When Winnie-the-Pooh was proposed for sale in East Germany, censors found its message too neutral, insufficiently progressive, and hence not representative of East German society. Here’s an extract from the print permit files of 1959:
Winnie the Pooh is exclusively about fantasy, happiness and child’s play. Certainly our children are not less imaginative in their play, but it cannot be denied that the fantasy of our children moves in another direction. Our time is not so much about a single child with his toys on his own — and if this does prevail in a child, it is not desired and does not match our didactic ideals.
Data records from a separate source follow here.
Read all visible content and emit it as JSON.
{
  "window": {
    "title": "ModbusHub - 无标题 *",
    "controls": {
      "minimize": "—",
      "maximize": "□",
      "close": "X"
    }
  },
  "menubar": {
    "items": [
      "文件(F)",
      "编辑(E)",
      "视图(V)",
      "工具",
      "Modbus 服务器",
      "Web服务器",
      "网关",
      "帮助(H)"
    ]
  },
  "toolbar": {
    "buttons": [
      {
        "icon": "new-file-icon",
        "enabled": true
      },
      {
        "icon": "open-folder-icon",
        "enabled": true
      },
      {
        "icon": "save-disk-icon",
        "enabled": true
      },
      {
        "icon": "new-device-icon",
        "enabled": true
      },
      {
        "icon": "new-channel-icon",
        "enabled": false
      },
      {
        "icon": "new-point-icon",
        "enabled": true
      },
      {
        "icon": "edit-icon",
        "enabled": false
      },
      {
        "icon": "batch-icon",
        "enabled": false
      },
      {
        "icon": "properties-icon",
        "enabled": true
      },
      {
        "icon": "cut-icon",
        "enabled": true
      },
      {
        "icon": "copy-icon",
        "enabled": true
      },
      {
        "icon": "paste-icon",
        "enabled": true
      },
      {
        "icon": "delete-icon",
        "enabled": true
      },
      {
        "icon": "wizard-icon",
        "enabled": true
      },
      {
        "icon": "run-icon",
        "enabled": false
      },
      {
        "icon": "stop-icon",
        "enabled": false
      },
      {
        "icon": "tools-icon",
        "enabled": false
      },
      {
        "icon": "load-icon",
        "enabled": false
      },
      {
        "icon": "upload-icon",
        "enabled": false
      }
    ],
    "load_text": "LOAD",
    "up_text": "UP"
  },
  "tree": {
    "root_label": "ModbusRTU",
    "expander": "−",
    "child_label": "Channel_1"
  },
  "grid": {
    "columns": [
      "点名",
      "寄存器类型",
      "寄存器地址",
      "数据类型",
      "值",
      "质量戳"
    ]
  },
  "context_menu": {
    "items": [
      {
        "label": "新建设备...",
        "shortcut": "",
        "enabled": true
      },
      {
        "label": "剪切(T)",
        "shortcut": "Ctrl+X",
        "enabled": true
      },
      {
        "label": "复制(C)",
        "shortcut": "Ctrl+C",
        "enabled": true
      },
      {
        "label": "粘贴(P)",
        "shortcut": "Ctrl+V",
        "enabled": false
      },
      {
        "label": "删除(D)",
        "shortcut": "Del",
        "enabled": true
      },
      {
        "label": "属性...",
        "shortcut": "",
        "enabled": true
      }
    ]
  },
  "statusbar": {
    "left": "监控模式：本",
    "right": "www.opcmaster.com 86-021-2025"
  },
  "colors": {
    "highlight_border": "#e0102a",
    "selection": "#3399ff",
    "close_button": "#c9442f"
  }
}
Thus, the value for the education of our children is minimal and it is not worthwhile spending foreign currency on it. Yet, should it be taken on in exchange for publishing one of our valuable children’s books in West Germany, a publication should not be refused.
The book did eventually get a permit and was published in 1960.
(From Gaby Thomson-Wohlgemuth, Translation Under State Control, 2011.)